Author: Attila Kun (Károli Gáspár University of the Reformed Church in Hungary and University of Public Service, Ludovika)

On 11 June 2021, the European Parliament’s Committee on Employment and Social Affairs published a Draft Report on “democracy at work: a European framework for employees’ participation rights and the revision of the European Works Council Directive” ((2021/2005(INI)). The Draft Report has a very ambitious tone, perceiving “democracy at work” as a building block of a diverse and socially sustainable future and as part of sustainable corporate governance. It states that employees are not mere ‘stakeholders’ of companies, but ‘constituting parties’ alongside shareholders and managers. According to the philosophy of the Report, more democracy at work links the debate on the future of work with the debate on the future of EU and strengthening democracy in Europe.
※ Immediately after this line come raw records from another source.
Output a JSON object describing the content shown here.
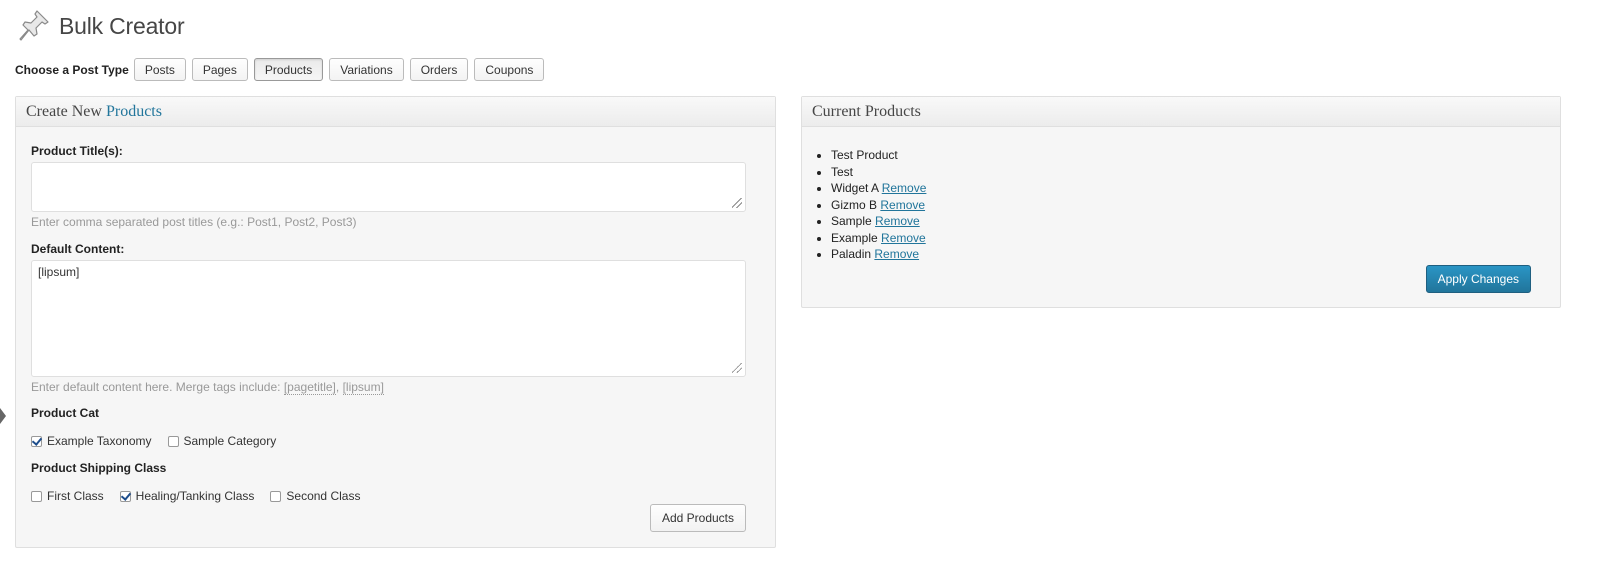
{
  "page": {
    "title": "Bulk Creator"
  },
  "post_type": {
    "label": "Choose a Post Type",
    "buttons": [
      "Posts",
      "Pages",
      "Products",
      "Variations",
      "Orders",
      "Coupons"
    ],
    "active": "Products"
  },
  "create_panel": {
    "heading_prefix": "Create New",
    "heading_type": "Products",
    "titles_label": "Product Title(s):",
    "titles_value": "",
    "titles_hint": "Enter comma separated post titles (e.g.: Post1, Post2, Post3)",
    "content_label": "Default Content:",
    "content_value": "[lipsum]",
    "content_hint_prefix": "Enter default content here. Merge tags include:",
    "merge_tags": [
      "[pagetitle]",
      "[lipsum]"
    ],
    "product_cat_label": "Product Cat",
    "product_cat": [
      {
        "label": "Example Taxonomy",
        "checked": true
      },
      {
        "label": "Sample Category",
        "checked": false
      }
    ],
    "shipping_label": "Product Shipping Class",
    "shipping": [
      {
        "label": "First Class",
        "checked": false
      },
      {
        "label": "Healing/Tanking Class",
        "checked": true
      },
      {
        "label": "Second Class",
        "checked": false
      }
    ],
    "add_button": "Add Products"
  },
  "current_panel": {
    "heading": "Current Products",
    "items": [
      {
        "name": "Test Product",
        "remove": ""
      },
      {
        "name": "Test",
        "remove": ""
      },
      {
        "name": "Widget A",
        "remove": "Remove"
      },
      {
        "name": "Gizmo B",
        "remove": "Remove"
      },
      {
        "name": "Sample",
        "remove": "Remove"
      },
      {
        "name": "Example",
        "remove": "Remove"
      },
      {
        "name": "Paladin",
        "remove": "Remove"
      }
    ],
    "apply_button": "Apply Changes"
  },
  "colors": {
    "accent": "#21759b",
    "primary_button": "#2a95c5"
  }
}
The document also contains a concrete motion for a European Parliament resolution. Among others, it calls on the Commission and the Member States to establish the necessary conditions and requirements to ensure that at least 80 % of corporations in the EU are covered by sustainable corporate governance agreements by 2030. Furthermore, the Draft report argues for a new comprehensive legal framework (i.e. a new framework Directive) for information, consultation and board-level representation in order to strengthen, enforce and consolidate all the relevant EU laws to ensure that information and consultation is an integral part of company decision-making at all levels within companies. It recalls that the European Works Council Directive is also part of the EU acquis on information for and consultation of employees, but expresses concern over shortcomings in the directive’s design, notably the enforcement of information and consultation rights. Thus, the new framework should include or be accompanied by renewed efforts to introduce the necessary improvements to the legal framework on European Works Councils.

It remains to be seen whether the newly (re)found notion of “democracy at work” might really contribute to the meaningful strengthening of the European legal framework of Employee Involvement, or it is just more like a shallow political catchphrase, or, at best, a new starting point for a process of enhanced “mainstreaming” of the idea of worker participation within the EU. Considering this Report together with other recent EU-documents in the field (see for example: “Report on strengthening EU social dialogue” by Ms Andrea Nahles, Special Advisor on Social Dialogue to Nicolas Schmit, Commissioner for Jobs and Social Rights, European Commission, February 2021) one can be rather optimistic about the future of European Collective Labour Law.